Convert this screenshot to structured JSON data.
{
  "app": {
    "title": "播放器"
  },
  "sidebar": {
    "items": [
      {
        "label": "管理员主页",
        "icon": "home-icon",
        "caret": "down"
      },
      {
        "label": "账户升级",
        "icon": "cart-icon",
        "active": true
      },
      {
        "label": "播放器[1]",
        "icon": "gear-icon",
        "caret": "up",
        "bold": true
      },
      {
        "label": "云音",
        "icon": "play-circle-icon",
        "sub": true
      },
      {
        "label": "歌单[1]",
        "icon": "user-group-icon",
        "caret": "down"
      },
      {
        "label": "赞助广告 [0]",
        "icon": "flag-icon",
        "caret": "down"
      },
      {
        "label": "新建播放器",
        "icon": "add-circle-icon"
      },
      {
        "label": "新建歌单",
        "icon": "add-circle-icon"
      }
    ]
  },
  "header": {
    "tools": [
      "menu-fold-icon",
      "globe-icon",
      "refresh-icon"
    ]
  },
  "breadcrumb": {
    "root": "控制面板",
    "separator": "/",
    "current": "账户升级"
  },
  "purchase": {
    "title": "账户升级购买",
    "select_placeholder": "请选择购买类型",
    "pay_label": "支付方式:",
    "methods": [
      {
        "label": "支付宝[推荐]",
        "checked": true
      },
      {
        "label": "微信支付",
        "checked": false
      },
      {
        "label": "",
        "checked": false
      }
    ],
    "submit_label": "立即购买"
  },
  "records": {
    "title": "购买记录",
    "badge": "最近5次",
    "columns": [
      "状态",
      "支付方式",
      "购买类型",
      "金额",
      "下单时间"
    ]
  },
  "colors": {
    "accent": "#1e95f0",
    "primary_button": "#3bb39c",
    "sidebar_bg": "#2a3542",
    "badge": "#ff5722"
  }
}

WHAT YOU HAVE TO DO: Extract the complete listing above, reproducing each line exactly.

WRITTEN RESPONSE:
Convert this screenshot to structured JSON data.
{
  "app": {
    "title": "播放器"
  },
  "sidebar": {
    "items": [
      {
        "label": "管理员主页",
        "icon": "home-icon",
        "caret": "down"
      },
      {
        "label": "账户升级",
        "icon": "cart-icon",
        "active": true
      },
      {
        "label": "播放器[1]",
        "icon": "gear-icon",
        "caret": "up",
        "bold": true
      },
      {
        "label": "云音",
        "icon": "play-circle-icon",
        "sub": true
      },
      {
        "label": "歌单[1]",
        "icon": "user-group-icon",
        "caret": "down"
      },
      {
        "label": "赞助广告 [0]",
        "icon": "flag-icon",
        "caret": "down"
      },
      {
        "label": "新建播放器",
        "icon": "add-circle-icon"
      },
      {
        "label": "新建歌单",
        "icon": "add-circle-icon"
      }
    ]
  },
  "header": {
    "tools": [
      "menu-fold-icon",
      "globe-icon",
      "refresh-icon"
    ]
  },
  "breadcrumb": {
    "root": "控制面板",
    "separator": "/",
    "current": "账户升级"
  },
  "purchase": {
    "title": "账户升级购买",
    "select_placeholder": "请选择购买类型",
    "pay_label": "支付方式:",
    "methods": [
      {
        "label": "支付宝[推荐]",
        "checked": true
      },
      {
        "label": "微信支付",
        "checked": false
      },
      {
        "label": "",
        "checked": false
      }
    ],
    "submit_label": "立即购买"
  },
  "records": {
    "title": "购买记录",
    "badge": "最近5次",
    "columns": [
      "状态",
      "支付方式",
      "购买类型",
      "金额",
      "下单时间"
    ]
  },
  "colors": {
    "accent": "#1e95f0",
    "primary_button": "#3bb39c",
    "sidebar_bg": "#2a3542",
    "badge": "#ff5722"
  }
}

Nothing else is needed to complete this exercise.